[intro]University of Johannesburg (UJ) student, Kevin Baloyi (21) was shot and killed earlier this month during a party at a private student residence. The property managing company, Africa Housing Company (Afcho), reportedly threw the party for the students; however they claim that the security guard who killed the student was not their employee. Magnificent Mndebele was on the scene that night and caught the scuffle that broke out, as well as the shooting, on camera. Since that night, the police have been on his tail.[/intro]
I was there that night, the early hours of Saturday ,5 November, when first year Bsc computer science and informatics student, Kevin Baloyi was shot. I took the photos of the scuffle that broke out, and of his lifeless body after the security guard pulled the trigger.
Since that traumatic night, the security guard is still on the run and I have become the target of harassment by law enforcement officers for the visual record I have of the crime.
On Thursday 10 November, in the early hours of the morning, there was a knock on the door.
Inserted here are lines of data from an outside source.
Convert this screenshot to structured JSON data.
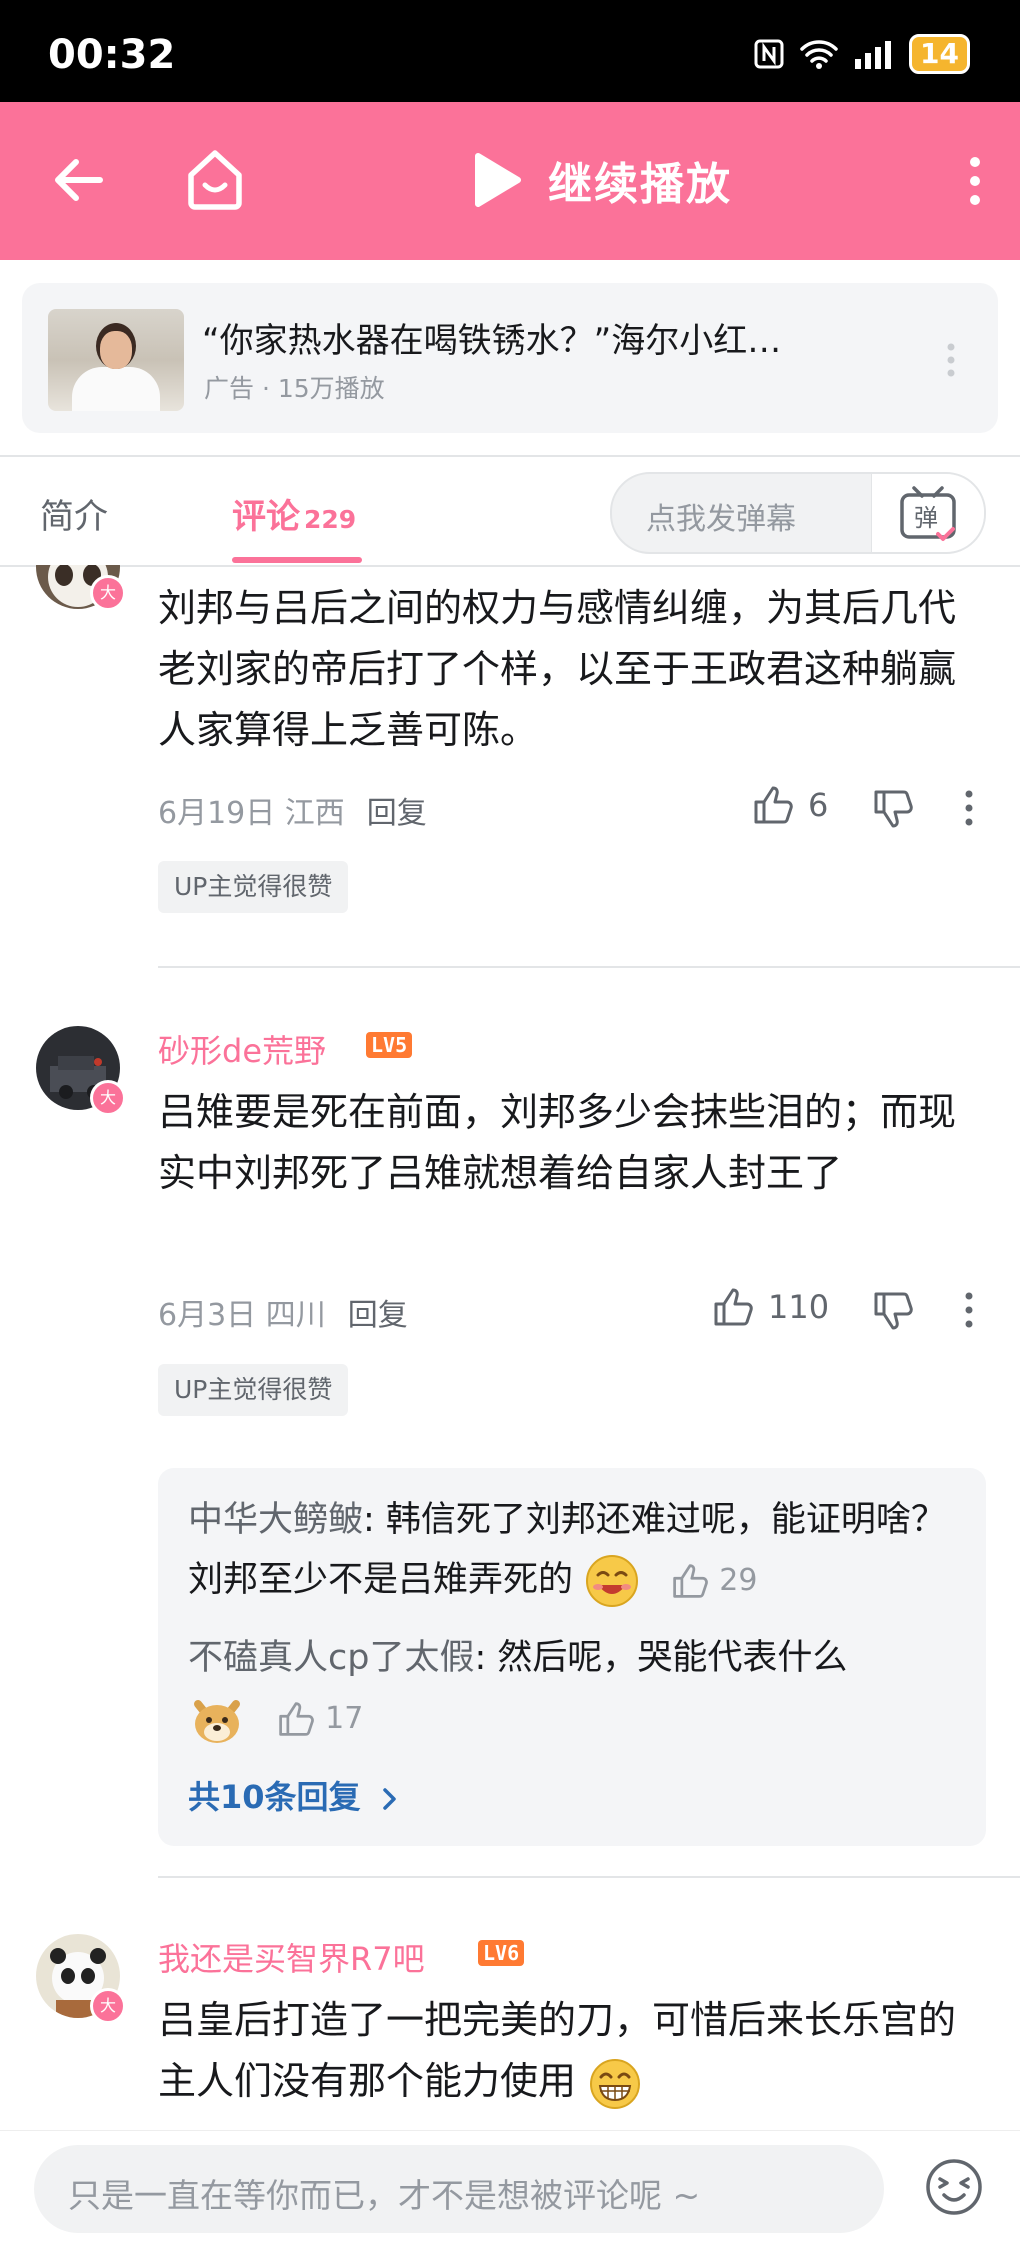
{
  "status_bar": {
    "time": "00:32",
    "battery": "14"
  },
  "header": {
    "play_label": "继续播放"
  },
  "ad": {
    "title": "“你家热水器在喝铁锈水？”海尔小红…",
    "meta": "广告 · 15万播放"
  },
  "tabs": {
    "intro": "简介",
    "comment": "评论",
    "comment_count": "229",
    "danmaku_placeholder": "点我发弹幕",
    "danmaku_icon_text": "弹"
  },
  "comments": [
    {
      "badge": "大",
      "content": "刘邦与吕后之间的权力与感情纠缠，为其后几代老刘家的帝后打了个样，以至于王政君这种躺赢人家算得上乏善可陈。",
      "date": "6月19日 江西",
      "reply": "回复",
      "likes": "6",
      "up_tag": "UP主觉得很赞"
    },
    {
      "badge": "大",
      "username": "砂形de荒野",
      "level": "LV5",
      "content": "吕雉要是死在前面，刘邦多少会抹些泪的；而现实中刘邦死了吕雉就想着给自家人封王了",
      "date": "6月3日 四川",
      "reply": "回复",
      "likes": "110",
      "up_tag": "UP主觉得很赞",
      "replies": [
        {
          "name": "中华大鳑鲏",
          "text": ": 韩信死了刘邦还难过呢，能证明啥？刘邦至少不是吕雉弄死的",
          "likes": "29"
        },
        {
          "name": "不磕真人cp了太假",
          "text": ": 然后呢，哭能代表什么",
          "likes": "17"
        }
      ],
      "more_replies": "共10条回复"
    },
    {
      "badge": "大",
      "username": "我还是买智界R7吧",
      "level": "LV6",
      "content": "吕皇后打造了一把完美的刀，可惜后来长乐宫的主人们没有那个能力使用"
    }
  ],
  "bottom": {
    "placeholder": "只是一直在等你而已，才不是想被评论呢 ~"
  },
  "colors": {
    "brand_pink": "#fb7299",
    "level_orange": "#ff7a32",
    "link_blue": "#2a6bb4"
  }
}
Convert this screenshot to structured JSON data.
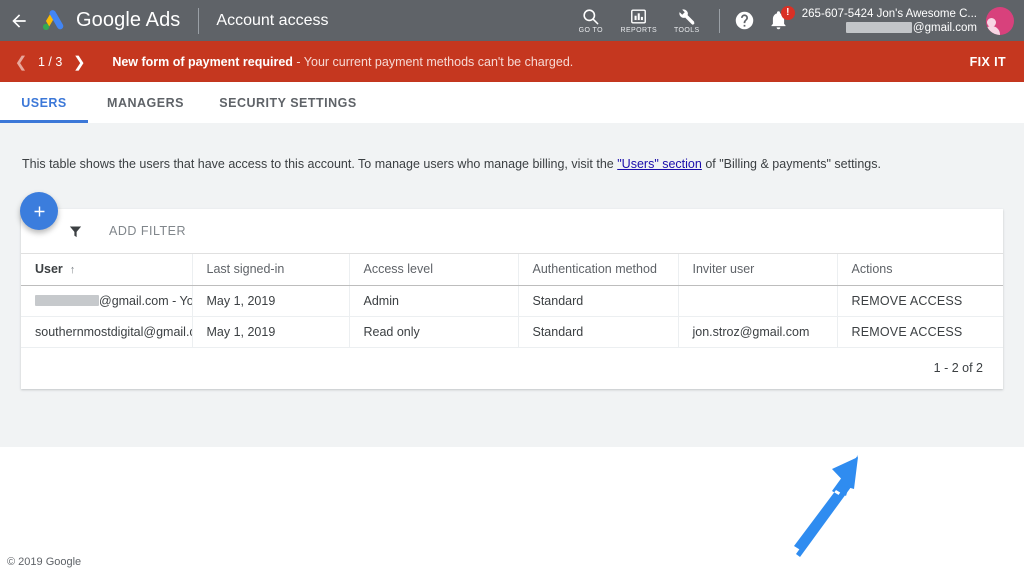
{
  "topbar": {
    "back_icon": "back-arrow-icon",
    "logo_icon": "google-ads-logo",
    "brand": "Google Ads",
    "page_title": "Account access",
    "tools": [
      {
        "icon": "search-icon",
        "label": "GO TO"
      },
      {
        "icon": "reports-bar-chart-icon",
        "label": "REPORTS"
      },
      {
        "icon": "wrench-tools-icon",
        "label": "TOOLS"
      }
    ],
    "help_icon": "help-question-icon",
    "notifications_icon": "notification-bell-icon",
    "notification_badge": "!",
    "account_id_name": "265-607-5424 Jon's Awesome C...",
    "account_email_suffix": "@gmail.com",
    "account_email_redacted": true,
    "avatar_icon": "user-avatar"
  },
  "banner": {
    "prev_icon": "chevron-left-icon",
    "counter": "1 / 3",
    "next_icon": "chevron-right-icon",
    "title": "New form of payment required",
    "message": " - Your current payment methods can't be charged.",
    "action_label": "FIX IT",
    "background_color": "#c5371f"
  },
  "tabs": [
    {
      "label": "USERS",
      "active": true
    },
    {
      "label": "MANAGERS",
      "active": false
    },
    {
      "label": "SECURITY SETTINGS",
      "active": false
    }
  ],
  "content": {
    "description_part1": "This table shows the users that have access to this account. To manage users who manage billing, visit the ",
    "description_link": "\"Users\" section",
    "description_part2": " of \"Billing & payments\" settings.",
    "add_button_icon": "plus-icon",
    "filter_icon": "funnel-filter-icon",
    "add_filter_label": "ADD FILTER"
  },
  "table": {
    "columns": [
      "User",
      "Last signed-in",
      "Access level",
      "Authentication method",
      "Inviter user",
      "Actions"
    ],
    "sort_column": "User",
    "sort_direction_icon": "arrow-up-icon",
    "rows": [
      {
        "user_redacted": true,
        "user": "@gmail.com - You",
        "last_signed_in": "May 1, 2019",
        "access_level": "Admin",
        "authentication_method": "Standard",
        "inviter_user": "",
        "action": "REMOVE ACCESS"
      },
      {
        "user_redacted": false,
        "user": "southernmostdigital@gmail.com",
        "last_signed_in": "May 1, 2019",
        "access_level": "Read only",
        "authentication_method": "Standard",
        "inviter_user": "jon.stroz@gmail.com",
        "action": "REMOVE ACCESS"
      }
    ],
    "pagination": "1 - 2 of 2"
  },
  "annotation": {
    "type": "arrow",
    "color": "#2f8cf0",
    "points_to": "REMOVE ACCESS (row 2)"
  },
  "footer": {
    "copyright": "© 2019 Google"
  },
  "colors": {
    "topbar": "#5f6368",
    "banner": "#c5371f",
    "accent_blue": "#3c78d8",
    "fab_blue": "#3b7ddd",
    "page_bg": "#f1f3f4",
    "link": "#1a0dab"
  }
}
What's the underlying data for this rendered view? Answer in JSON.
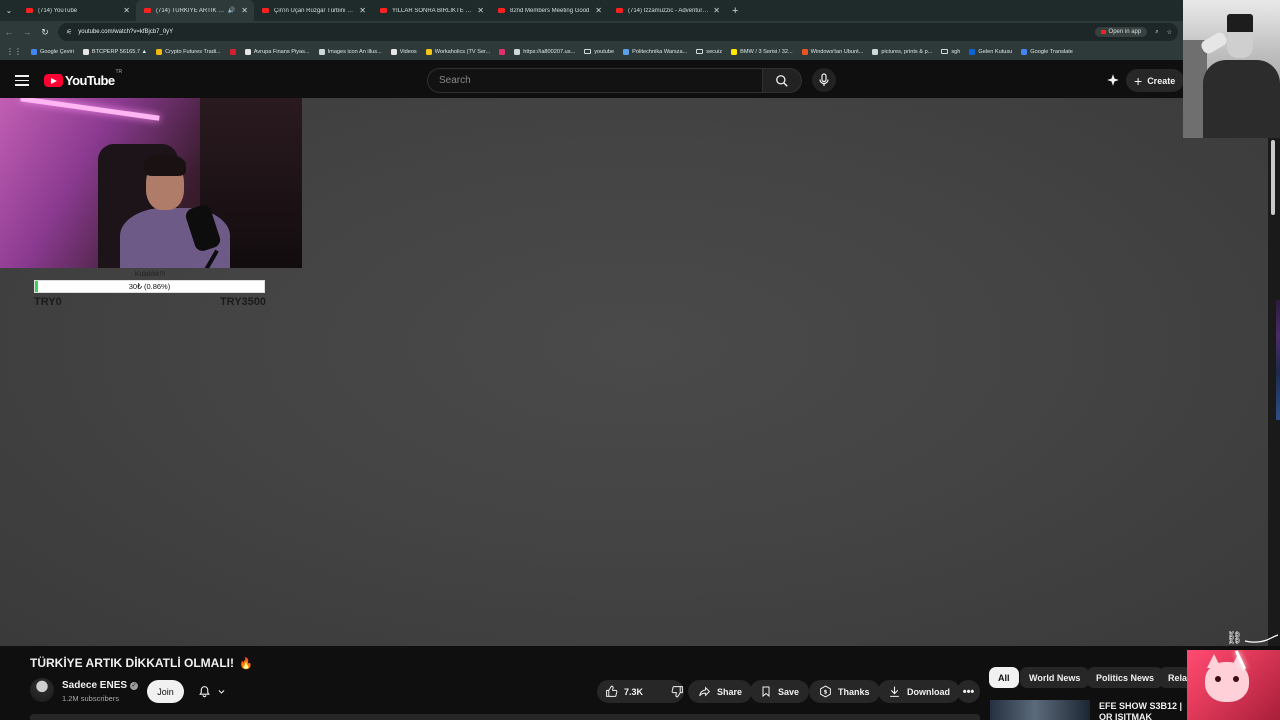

I was not expecting any visitors, and you know the knock when you hear it.
Two police officers forced their way into my room and raided my cupboards, my drawers, my bags, ordering that I delete all the images in my possession of the night Baloyi was killed. They insisted that I had “defeated the ends of justice” and confiscated my laptop and cellphone which had everything on it, including images of the killing. They did all this without a warrant. The next day I went to the police station with a legal representative and the intimidation continued.
One of the policeman, Officer Mabuza, said that he wanted me to come to the police station alone so that we could have a “friendly and gentlemanly “conversation with regards photographs I had taken. They wanted me to delete the images of Baloyi’s death permanently.
I fear for my safety, policemen have told me that I am being watched and I no longer feel safe in my residence- as a student, or as a journalist. Afcho have unlimited access to the building where I live and since they did not prevent the police coming in and confiscating my laptop and phone earlier this month, without a warrant, what is to prevent law enforcement from accessing my private space, which I pay for as a student, and doing worse?
How can I trust lawless policemen who confiscated my equipment? I have been taking images of student protests over the past few months and I am well aware that student journalists are targeted for the work they’re doing on the ground. Even though Baloyi’s killing was not protest related, it speaks to the kind of access security guards have to student residences. Even under the care of the university, we are not safe. Despite this. I will not be silenced.